It was on the other hand much more difficult to lead and set up a head-on attack as it demanded correct estimation of the target speed, course and altitude as even a slight deviation from the head-on direction made the attack less effective and more dangerous with the collision risk increased. To get the correct altitude and course the bomber formation was shadowed, overtaken and a final 180° turn executed. It took good estimation, timing and finally strong nerves to execute. With approach speeds of up to a combined 800-850 km/h there was only 2.5 seconds between opening fire and a collision! The 'fright factor' was expected to help break up the bomber formation and hence the defensive fire. The method was slightly modified to be initiated from a higher altitude making it easier to estimate closing speed and distance to the target - hence the classic "twelve-o-clock-high" warning! The USAAF of course tried to improve the B-17s nose armament, first by installing a hand operated 0.50 cal or even two fixed 0.50 cal in some aircraft. The final solution was the chin turret with two 0.50 cal introduced in later production aircraft. These on the other hand made the a/c a bit slower (10km/h) and more directionally unstable which was a disadvantage to tight formation flying. Frontal attacks were later augmented by stern attacks from the rear for a number of reasons - the lack of good unit leaders and experienced pilots who could skilfully could execute successful frontal attacks.
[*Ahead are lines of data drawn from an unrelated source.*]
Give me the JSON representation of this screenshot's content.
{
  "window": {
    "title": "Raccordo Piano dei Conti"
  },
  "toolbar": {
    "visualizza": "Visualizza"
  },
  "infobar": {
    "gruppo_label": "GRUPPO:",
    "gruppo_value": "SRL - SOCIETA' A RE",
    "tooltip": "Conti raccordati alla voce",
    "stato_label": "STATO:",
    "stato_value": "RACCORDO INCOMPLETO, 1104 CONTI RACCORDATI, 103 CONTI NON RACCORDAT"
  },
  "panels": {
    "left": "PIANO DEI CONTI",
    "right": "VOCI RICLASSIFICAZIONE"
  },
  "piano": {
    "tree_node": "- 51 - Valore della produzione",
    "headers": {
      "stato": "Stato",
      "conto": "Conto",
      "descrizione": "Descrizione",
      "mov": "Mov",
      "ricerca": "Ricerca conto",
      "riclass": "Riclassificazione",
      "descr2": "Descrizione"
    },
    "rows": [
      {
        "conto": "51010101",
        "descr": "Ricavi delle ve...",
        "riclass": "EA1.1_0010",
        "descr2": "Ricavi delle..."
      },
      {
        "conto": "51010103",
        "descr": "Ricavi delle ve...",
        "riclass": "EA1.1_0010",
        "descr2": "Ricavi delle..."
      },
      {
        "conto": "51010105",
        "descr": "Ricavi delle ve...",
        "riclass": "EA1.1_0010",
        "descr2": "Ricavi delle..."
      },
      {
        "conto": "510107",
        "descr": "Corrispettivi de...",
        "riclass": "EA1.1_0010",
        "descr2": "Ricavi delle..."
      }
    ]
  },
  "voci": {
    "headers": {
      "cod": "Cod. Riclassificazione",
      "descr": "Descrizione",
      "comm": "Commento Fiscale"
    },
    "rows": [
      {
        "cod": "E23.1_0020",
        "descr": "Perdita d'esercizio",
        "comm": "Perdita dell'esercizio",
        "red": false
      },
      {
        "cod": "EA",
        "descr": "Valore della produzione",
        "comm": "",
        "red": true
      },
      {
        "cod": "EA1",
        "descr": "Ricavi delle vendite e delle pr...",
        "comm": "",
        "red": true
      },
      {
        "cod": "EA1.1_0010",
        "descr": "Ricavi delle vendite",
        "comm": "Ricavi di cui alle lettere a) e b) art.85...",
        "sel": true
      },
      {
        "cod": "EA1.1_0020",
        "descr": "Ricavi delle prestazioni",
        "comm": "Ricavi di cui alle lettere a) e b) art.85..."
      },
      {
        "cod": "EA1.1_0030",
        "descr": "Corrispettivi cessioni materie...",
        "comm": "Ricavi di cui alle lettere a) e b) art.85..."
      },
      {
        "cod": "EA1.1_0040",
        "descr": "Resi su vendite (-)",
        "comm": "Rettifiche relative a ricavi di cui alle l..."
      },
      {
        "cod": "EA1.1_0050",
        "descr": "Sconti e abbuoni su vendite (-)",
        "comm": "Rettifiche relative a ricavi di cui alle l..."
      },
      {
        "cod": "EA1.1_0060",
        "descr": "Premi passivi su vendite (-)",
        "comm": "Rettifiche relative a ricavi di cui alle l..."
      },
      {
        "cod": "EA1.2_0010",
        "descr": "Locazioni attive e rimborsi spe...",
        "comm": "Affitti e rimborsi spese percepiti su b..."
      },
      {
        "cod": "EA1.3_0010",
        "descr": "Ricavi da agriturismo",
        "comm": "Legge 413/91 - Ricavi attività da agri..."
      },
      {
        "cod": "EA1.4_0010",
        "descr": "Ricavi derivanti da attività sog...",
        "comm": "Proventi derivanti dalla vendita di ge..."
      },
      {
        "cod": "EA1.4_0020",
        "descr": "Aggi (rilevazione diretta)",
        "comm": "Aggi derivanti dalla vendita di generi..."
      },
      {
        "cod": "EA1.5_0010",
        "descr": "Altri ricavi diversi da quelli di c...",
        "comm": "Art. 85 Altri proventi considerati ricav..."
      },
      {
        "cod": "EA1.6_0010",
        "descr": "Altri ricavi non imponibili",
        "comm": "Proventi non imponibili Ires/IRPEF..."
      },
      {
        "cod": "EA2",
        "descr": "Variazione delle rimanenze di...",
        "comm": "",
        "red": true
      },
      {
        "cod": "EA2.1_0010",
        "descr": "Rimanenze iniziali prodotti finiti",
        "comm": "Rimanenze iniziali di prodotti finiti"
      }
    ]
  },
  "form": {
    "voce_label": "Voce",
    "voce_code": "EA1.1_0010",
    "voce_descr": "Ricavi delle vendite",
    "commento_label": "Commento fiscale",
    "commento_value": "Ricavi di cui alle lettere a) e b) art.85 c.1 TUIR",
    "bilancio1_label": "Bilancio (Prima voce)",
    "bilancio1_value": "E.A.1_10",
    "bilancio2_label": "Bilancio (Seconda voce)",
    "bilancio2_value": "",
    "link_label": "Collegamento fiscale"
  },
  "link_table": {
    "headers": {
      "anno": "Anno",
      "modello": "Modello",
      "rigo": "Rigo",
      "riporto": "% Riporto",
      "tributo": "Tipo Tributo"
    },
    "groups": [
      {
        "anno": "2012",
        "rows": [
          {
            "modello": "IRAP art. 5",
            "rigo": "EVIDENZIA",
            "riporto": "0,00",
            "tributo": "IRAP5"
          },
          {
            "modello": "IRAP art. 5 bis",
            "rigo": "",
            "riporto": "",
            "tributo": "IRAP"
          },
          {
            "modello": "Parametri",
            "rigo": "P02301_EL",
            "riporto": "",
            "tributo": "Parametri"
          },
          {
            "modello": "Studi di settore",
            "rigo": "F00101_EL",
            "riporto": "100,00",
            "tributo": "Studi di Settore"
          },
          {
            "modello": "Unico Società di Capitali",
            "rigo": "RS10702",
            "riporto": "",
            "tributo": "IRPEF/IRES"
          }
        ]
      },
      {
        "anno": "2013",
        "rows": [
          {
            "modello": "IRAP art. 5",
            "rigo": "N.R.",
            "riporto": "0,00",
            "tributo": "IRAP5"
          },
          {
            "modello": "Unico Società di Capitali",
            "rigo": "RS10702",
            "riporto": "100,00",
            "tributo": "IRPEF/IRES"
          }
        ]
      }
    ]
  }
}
In addtion the introduction of long-range USAAF escort fighters hampered the defenders attempts at assembly for frontal attacks while the improved frontal armament on B-17s and B-24s negating the earlier advantage of utilising a blind defence sector by attacking head-on.
(by F19 Gladiator)